Published on 1 July 2018
The Bring Back our Girls (BBOG) is a women-led, spontaneous movement that erupted in Nigeria following the abduction of over 200 schoolgirls by Boko Haram terrorists in 2014. It soon gained widespread presence on the streets but even more online. The BBOG remains a unique movement in contemporary Africa in that it is women-led and depends on bold confrontation offline and viral advocacy online.
The objective of the BBOG is clear: pressure the government to rescue and return all the abductees safely. The movement has recorded remarkable achievements such as the return of over 100 girls and the priming of the plight of the remaining girls. The demand for the release of the abductees, has, however developed a life of its own as many other actors now continue to promote the issue even when the BBOG appears to be fatigued and silent. The movement’s use of social media is most probably responsible for this. What can similar movements or other social actors learn from this?
Cite this publication
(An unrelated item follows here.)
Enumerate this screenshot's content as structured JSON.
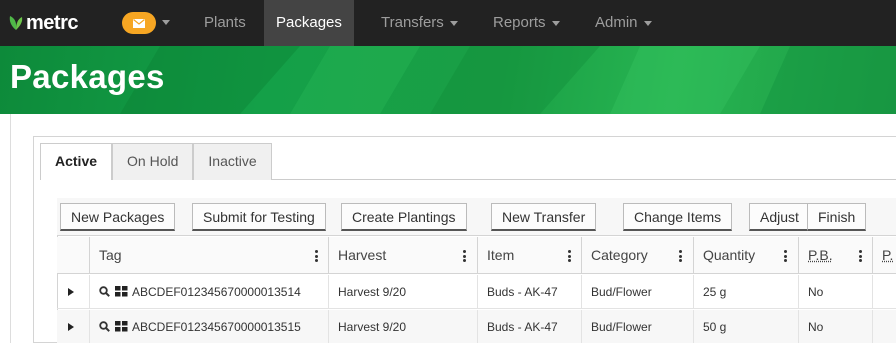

Ojebode, A. and Oladapo, W. (2018) Using Social Media for Long-Haul Activism: Lessons from the BBOG Movement in Nigeria, July, Utafiti Sera Research Brief Series, Nairobi: Partnership for African Social & Governance Research (PASGR)